Additionally Clark, who was also the organist at Troy Congregational Church and a part-time employee at the town post office, was in a great position to give hometown news to those in the military.

The first thing Callegari did with the mail was to take it home and read it.

“I spread them out all over my floor and I read every single one of them,” she said. “I was excited and fascinated. I couldn’t wait. It was like holding real history right in front of you. You’re touching it.”

Reading a letter from one servicewoman was particularly interesting, she said, since people today are so much more familiar of what servicemen did during the war, she said.

“It was a real insight into what she was doing,” Callegari said. “It’s stuck with me that she wrote this two-page letter about how she was out in the West and what that was like for her.”

Callegari said it was heartwarming to read the responses to Clark. “You could tell the request meant something.”

Reading through the mail, Callegari also learned about V-mail, which stood for Victory Mail. During the war, overseas letters and postcards were microfilmed and then mailed. Once in the U.S., the letters and postcards were printed at 60 percent of their original size then sent to the recipient. The process was used to save space, allowing the military to reduce 2,575 pounds of mail to a mere 45-pound mailbag.

“I had to look up what V-mail was,” Callegari said. “I’m sure everybody knew about that in the ‘40s.”

Callegari said she wanted everybody in town to be able to read the letters, so she’s having them posted on the library website, troylibrary.us.

“I think they are of extreme interest to the locals,” she said.

Volunteer Allan Bailey scanned each piece of mail to make electronic copies. Then the Edward Boufford American Legion Post 56 stepped up to pay for the Flicker account that is storing the correspondences online.

“We had so many letters we couldn’t do it on a free account.
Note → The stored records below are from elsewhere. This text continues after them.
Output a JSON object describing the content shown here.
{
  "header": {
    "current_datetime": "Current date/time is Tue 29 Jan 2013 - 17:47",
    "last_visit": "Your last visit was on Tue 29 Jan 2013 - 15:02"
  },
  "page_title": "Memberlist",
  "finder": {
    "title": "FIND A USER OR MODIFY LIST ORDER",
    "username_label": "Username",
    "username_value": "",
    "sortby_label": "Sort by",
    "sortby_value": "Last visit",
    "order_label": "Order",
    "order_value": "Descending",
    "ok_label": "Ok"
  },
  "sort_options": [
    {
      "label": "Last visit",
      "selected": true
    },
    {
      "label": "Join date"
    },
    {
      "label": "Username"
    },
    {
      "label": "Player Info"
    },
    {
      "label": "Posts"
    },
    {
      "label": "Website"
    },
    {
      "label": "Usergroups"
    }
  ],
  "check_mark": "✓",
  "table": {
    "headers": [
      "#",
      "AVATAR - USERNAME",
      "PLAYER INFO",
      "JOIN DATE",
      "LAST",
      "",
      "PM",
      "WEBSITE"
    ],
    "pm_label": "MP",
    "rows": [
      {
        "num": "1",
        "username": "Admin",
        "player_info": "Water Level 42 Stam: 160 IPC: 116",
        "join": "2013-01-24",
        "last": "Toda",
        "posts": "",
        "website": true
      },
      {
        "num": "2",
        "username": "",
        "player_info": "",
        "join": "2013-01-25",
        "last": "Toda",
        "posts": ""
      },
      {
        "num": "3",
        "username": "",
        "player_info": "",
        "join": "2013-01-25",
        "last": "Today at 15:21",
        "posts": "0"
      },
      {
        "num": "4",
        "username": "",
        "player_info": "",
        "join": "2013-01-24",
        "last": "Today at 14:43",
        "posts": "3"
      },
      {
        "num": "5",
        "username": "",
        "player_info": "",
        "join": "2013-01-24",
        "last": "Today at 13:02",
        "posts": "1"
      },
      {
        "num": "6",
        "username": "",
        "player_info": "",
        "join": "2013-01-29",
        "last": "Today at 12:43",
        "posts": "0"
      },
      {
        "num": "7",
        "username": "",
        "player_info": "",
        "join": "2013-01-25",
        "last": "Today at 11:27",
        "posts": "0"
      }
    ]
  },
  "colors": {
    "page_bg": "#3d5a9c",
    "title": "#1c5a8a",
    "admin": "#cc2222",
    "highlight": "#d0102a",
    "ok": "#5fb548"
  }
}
They happily agreed to sponsor the account and have already paid for two years of the account,” Callegari said.

The World War II mail has been posted online since November, but Callegari said she has only recently begun to publicize it.

“We’ve gotten a little bit of feedback from the town so far. I think people are still discovering it,” she said.

Hardcopies of the correspondences are also available for people to read at the library.

“When I found these I thought this is such a super cool piece of Troy history. It was hidden away and we’ve brought it out to the light of day,” Callegari said.

New Hampshire Union Leader (Manchester, NH) – Tuesday, January 10, 2012

Edition: State
Section: Local
Page: 1
Index Terms: General News
Record Number: 867368
Copyright, 2012, Union Leader Corp.